Co-founder and CEO Matt Reiner, who has both a CFA and a CFP designation, started his career working in wealth management firms. He said he and his colleagues kept stumbling into areas where the efficiency of the technology stack they were using could be improved. In fact, the firm later found through its own research that 41% of advisors’ time is still spent on tasks that could be, and probably should be, automated.
While Wealthmanagement.com has yet to see a demonstration of the platform or hear from analysts familiar with Benjamin, the intention is for the technology to help advisors recognize and automate as much as possible the regular and repetitive processes they already have but may be doing manually.

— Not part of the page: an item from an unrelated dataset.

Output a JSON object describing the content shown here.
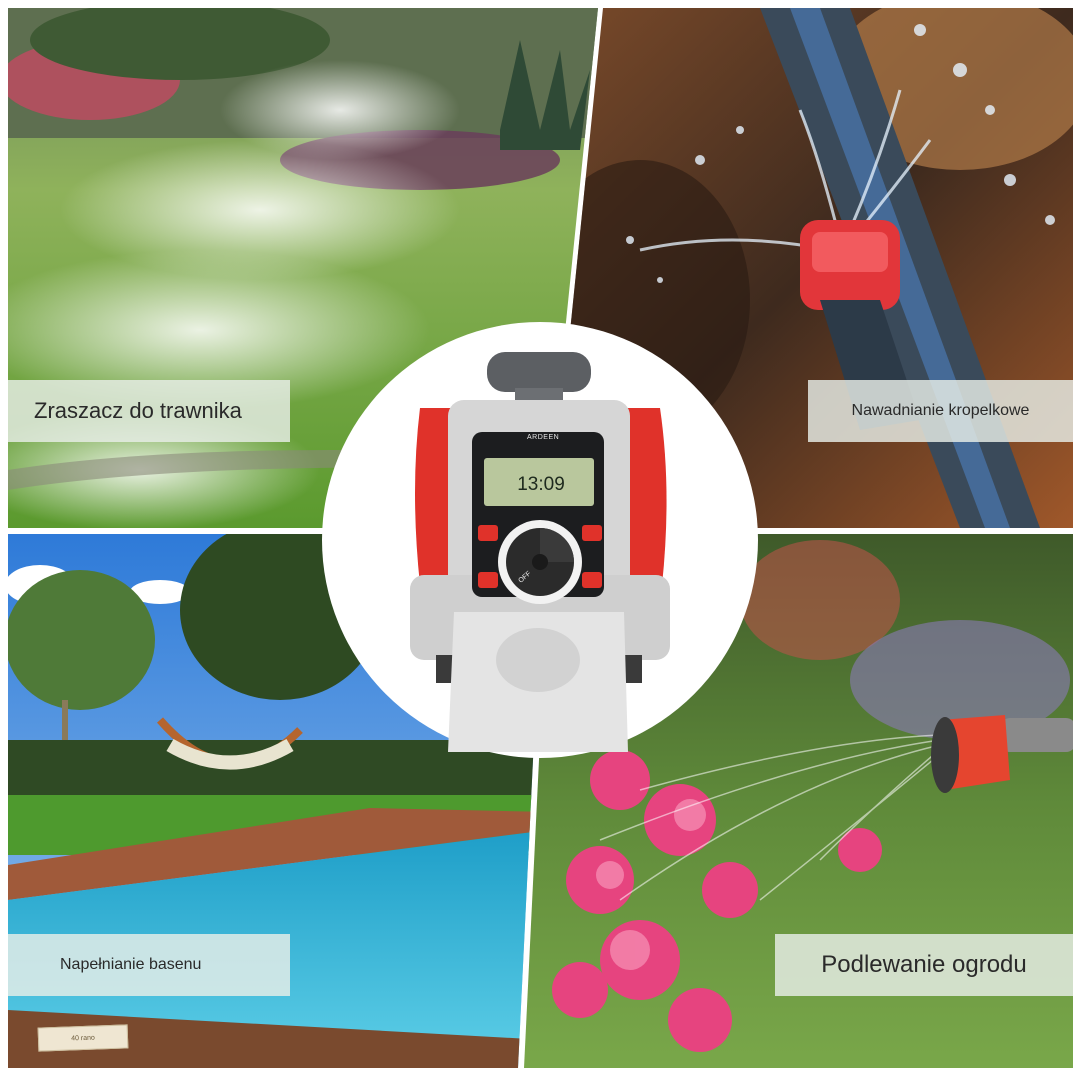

The platform is cloud native and hosted on Amazon Web Services. It was designed and built in-house, partially on homegrown robotic process automation technology and partially on customized off-the-shelf natural language processing tools from Microsoft’s LUIS (Language Understanding). Based in Atlanta, the team behind Benjamin has worked with AI experts at Georgia Tech and currently has three dedicated engineers and developers on staff.
Thus far the provider has enlisted 50 RIAs in its beta rollout to both build its data model and help the system “learn,” record and document workflows.
“We are starting to learn the tendencies and are then able to apply the self-learning AI and teach it the 'next best action,'” said Reiner. “We are able to provide insightful recommendations and ultimately will be able to tag specific workflows that have the highest level of return on investment."
Reiner made the point, however, that the neural network aspect of the platform can only be built out fully over time spent engaging with Benjamin.
This can take the form of automatically sending emails or texts to deliver documents or research, as well as setting meetings and scheduling events. The firm claims to have "automated" 100 different tasks, from the more mundane aspects of prospecting and client interactions like meetings, to ongoing relationship management.
The Benjamin platform has integrations based on a full suite of API access with the three major custodial platforms (including TD Ameritrade, now owned by Schwab). There are also API integrations with many individual providers, including Salesforce, Microsoft Dynamics, Redtail and Junxure, in the CRM sector, as well as Orion and SS&C Black Diamond in the portfolio reporting sector and DocuSign for e-signatures. When it comes to office productivity, there are integrations with the Microsoft Outlook and Google Docs suites.
Next on the team’s integrations list are working with the major financial planning application providers, Reiner said.
Entry level pricing for Benjamin starts at $5,000 annually with final cost based on the number of households a firm is looking to serve. While Reiner was reluctant to go into additional details, he said that pricing is meant to help small firms grow by reducing the per household cost as the number of households increased. The company also offers relationship-based discounts for firms working with some of the companies Benjamin integrates with.